Work through the entries below and report how many lines include "Pokaż". The number alone is the answer.

• **Element data from apps and pages**
───

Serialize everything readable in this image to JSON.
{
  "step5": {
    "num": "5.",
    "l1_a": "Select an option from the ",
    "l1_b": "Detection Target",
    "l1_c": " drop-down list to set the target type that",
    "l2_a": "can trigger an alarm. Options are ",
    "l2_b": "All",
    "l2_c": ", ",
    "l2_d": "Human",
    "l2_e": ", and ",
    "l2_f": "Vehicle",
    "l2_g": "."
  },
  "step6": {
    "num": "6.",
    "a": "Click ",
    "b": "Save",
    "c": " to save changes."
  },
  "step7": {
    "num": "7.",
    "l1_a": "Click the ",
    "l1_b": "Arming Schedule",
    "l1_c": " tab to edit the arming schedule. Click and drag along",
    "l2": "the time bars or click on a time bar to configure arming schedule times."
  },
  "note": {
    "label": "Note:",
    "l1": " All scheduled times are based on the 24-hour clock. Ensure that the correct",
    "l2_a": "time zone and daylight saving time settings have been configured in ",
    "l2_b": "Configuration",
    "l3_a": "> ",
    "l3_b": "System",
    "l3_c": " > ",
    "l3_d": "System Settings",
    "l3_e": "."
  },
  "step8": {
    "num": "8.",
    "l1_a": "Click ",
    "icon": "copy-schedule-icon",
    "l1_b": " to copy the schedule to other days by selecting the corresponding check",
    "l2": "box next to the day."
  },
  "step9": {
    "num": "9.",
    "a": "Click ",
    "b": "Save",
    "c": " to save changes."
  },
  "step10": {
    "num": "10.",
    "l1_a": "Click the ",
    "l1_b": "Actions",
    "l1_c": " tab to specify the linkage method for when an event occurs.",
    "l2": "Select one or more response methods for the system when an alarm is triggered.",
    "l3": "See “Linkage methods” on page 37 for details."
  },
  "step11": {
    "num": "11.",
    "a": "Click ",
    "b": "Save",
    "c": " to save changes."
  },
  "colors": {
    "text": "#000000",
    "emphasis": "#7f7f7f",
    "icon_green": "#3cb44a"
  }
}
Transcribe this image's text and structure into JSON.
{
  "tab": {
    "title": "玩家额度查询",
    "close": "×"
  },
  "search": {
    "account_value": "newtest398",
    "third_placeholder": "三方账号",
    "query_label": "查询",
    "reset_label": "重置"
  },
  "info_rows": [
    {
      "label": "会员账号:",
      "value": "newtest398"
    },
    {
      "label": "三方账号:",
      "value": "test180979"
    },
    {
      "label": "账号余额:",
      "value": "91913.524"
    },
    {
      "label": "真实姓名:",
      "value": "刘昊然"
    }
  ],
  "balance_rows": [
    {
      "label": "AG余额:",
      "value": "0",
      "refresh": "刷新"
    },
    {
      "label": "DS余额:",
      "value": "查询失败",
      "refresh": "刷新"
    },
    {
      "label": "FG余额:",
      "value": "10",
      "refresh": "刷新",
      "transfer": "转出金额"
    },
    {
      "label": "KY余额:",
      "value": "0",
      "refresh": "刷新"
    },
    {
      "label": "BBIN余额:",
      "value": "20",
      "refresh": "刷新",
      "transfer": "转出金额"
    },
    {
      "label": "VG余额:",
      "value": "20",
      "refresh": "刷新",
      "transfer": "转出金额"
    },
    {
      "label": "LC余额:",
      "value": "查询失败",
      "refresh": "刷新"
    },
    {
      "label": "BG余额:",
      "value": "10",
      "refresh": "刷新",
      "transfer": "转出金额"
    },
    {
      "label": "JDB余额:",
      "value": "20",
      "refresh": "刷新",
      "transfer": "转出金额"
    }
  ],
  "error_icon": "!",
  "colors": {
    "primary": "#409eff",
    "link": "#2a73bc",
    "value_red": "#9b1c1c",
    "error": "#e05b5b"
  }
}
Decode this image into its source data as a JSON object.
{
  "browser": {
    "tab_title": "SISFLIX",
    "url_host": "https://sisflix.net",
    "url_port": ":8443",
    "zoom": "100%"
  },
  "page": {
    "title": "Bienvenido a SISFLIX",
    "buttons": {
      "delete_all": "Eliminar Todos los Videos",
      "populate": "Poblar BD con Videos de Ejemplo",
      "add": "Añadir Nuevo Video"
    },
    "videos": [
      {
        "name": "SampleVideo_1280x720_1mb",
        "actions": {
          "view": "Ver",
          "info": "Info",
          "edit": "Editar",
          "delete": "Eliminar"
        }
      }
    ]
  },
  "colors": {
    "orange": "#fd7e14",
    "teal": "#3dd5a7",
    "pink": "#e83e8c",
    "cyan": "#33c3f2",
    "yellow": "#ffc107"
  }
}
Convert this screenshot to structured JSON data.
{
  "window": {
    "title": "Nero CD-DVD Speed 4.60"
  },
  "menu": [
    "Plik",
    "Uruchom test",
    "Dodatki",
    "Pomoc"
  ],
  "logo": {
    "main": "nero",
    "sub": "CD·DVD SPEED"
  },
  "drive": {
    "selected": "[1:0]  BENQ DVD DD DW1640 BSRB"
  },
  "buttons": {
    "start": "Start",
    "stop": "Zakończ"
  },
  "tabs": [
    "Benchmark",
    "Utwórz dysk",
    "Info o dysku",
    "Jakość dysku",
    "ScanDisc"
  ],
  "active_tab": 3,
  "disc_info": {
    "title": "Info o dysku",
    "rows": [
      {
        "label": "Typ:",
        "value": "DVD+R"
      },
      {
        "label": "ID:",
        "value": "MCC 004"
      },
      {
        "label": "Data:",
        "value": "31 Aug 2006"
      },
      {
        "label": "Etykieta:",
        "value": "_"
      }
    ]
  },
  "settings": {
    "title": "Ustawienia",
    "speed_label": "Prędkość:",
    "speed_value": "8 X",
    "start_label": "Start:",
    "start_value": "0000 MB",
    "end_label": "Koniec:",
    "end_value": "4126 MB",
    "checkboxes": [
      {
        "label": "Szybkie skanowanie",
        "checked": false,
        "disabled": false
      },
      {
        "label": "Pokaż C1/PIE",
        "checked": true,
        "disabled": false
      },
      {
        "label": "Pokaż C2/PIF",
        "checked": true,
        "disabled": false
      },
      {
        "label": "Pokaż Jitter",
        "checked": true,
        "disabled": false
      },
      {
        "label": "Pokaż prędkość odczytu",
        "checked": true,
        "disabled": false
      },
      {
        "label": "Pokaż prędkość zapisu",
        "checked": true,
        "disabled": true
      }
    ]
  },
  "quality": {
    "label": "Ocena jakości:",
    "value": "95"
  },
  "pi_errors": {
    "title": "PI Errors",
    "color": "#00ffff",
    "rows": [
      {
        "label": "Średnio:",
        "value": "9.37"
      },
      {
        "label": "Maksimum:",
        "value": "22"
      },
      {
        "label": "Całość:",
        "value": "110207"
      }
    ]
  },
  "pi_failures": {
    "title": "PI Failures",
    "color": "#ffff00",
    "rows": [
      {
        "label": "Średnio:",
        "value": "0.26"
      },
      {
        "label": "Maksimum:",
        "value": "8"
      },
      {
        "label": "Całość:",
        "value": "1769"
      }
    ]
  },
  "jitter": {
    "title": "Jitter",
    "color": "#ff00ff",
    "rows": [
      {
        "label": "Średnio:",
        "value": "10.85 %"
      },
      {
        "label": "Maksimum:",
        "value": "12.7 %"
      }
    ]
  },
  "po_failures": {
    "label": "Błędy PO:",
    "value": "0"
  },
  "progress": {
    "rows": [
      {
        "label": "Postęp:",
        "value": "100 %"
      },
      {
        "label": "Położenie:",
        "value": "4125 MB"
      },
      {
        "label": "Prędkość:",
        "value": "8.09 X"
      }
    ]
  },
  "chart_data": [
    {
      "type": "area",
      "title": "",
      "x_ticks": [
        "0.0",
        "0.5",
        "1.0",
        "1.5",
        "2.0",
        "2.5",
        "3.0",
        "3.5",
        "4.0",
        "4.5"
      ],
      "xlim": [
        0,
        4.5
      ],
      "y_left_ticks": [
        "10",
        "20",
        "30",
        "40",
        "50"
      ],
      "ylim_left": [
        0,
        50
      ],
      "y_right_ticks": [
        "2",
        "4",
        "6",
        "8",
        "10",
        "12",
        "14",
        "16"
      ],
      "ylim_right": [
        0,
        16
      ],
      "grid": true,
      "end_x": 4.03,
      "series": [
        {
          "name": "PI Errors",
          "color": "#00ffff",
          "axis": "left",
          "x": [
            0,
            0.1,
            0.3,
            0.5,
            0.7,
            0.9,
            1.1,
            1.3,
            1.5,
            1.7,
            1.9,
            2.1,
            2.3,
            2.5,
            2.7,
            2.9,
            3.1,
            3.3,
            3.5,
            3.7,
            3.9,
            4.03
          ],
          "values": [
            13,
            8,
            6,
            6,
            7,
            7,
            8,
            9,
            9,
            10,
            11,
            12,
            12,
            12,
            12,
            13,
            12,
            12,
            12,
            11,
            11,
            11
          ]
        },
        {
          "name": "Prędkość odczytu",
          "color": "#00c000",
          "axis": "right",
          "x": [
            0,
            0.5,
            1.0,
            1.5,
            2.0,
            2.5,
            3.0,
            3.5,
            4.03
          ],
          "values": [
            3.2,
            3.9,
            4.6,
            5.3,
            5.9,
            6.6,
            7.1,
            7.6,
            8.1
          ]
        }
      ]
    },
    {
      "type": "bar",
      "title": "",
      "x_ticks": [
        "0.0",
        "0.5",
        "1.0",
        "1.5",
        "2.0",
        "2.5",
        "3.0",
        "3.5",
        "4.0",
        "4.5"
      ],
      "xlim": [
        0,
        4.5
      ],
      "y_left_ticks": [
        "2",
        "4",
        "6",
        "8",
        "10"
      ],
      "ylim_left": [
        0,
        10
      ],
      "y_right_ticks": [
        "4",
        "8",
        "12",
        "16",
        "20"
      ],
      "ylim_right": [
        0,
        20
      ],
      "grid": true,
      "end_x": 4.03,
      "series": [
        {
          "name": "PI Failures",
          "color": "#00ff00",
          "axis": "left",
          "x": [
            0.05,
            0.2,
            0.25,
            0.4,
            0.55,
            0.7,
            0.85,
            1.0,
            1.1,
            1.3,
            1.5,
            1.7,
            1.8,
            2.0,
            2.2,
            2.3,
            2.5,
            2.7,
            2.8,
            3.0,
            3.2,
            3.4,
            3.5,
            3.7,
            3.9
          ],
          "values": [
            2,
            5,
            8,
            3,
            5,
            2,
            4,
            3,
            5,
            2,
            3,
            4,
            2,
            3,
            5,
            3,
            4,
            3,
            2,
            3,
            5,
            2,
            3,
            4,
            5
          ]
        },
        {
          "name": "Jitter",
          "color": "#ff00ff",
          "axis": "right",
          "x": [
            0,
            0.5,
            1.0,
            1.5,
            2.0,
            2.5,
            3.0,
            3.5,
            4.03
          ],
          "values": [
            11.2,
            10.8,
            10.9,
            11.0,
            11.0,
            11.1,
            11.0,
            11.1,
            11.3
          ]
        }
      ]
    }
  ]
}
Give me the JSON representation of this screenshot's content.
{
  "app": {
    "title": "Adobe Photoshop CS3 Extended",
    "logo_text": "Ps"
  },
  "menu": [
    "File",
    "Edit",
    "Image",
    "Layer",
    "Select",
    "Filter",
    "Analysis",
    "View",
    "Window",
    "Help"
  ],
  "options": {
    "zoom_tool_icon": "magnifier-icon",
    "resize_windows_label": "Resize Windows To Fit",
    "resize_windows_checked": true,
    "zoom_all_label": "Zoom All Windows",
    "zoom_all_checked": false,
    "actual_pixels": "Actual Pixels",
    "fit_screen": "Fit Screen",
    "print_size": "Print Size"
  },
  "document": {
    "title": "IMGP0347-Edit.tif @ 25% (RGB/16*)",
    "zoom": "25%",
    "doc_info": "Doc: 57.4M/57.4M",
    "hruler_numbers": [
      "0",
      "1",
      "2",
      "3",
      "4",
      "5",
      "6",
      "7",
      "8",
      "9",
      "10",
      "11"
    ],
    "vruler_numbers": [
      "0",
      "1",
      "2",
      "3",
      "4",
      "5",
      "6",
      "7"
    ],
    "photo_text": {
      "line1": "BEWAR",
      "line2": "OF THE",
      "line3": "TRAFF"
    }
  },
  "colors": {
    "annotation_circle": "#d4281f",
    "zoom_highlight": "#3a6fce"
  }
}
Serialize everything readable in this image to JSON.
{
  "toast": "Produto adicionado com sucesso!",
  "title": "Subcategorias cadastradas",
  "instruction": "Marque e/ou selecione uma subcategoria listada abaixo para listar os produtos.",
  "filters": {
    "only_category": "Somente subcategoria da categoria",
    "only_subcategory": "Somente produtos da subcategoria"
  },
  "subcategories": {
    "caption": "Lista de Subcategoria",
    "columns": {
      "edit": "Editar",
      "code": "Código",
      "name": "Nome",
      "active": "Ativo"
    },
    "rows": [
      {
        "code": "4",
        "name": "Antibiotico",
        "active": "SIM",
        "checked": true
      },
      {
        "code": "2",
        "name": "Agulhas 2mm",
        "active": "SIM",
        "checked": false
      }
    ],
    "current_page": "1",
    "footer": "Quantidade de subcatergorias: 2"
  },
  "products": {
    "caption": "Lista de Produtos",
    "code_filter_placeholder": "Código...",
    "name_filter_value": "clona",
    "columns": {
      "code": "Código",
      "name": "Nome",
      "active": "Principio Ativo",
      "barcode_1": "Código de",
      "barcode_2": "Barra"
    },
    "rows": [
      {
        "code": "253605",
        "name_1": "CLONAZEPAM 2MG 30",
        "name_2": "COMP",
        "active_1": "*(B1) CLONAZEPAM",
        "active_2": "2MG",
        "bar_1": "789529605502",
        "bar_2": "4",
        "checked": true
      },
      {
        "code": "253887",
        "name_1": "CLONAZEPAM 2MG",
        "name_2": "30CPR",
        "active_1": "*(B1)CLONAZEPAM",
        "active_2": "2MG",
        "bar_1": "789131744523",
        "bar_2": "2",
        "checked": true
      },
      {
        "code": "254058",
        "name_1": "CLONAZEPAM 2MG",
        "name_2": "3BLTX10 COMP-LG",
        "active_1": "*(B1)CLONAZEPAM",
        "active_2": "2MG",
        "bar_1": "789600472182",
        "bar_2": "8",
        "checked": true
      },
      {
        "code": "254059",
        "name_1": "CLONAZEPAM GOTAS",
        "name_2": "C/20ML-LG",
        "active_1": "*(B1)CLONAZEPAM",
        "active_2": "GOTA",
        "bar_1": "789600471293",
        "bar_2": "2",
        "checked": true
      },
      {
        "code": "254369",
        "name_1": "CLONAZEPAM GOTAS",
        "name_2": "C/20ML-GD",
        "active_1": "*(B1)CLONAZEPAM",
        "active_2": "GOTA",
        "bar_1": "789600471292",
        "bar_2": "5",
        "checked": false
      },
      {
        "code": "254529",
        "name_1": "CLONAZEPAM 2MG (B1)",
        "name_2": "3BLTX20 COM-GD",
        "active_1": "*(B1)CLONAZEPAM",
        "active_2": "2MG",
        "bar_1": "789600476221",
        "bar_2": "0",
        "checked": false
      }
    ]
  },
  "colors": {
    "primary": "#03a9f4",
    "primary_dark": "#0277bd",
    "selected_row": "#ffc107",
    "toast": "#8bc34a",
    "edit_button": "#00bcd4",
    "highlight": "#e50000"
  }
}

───

• **Solution for this task**
5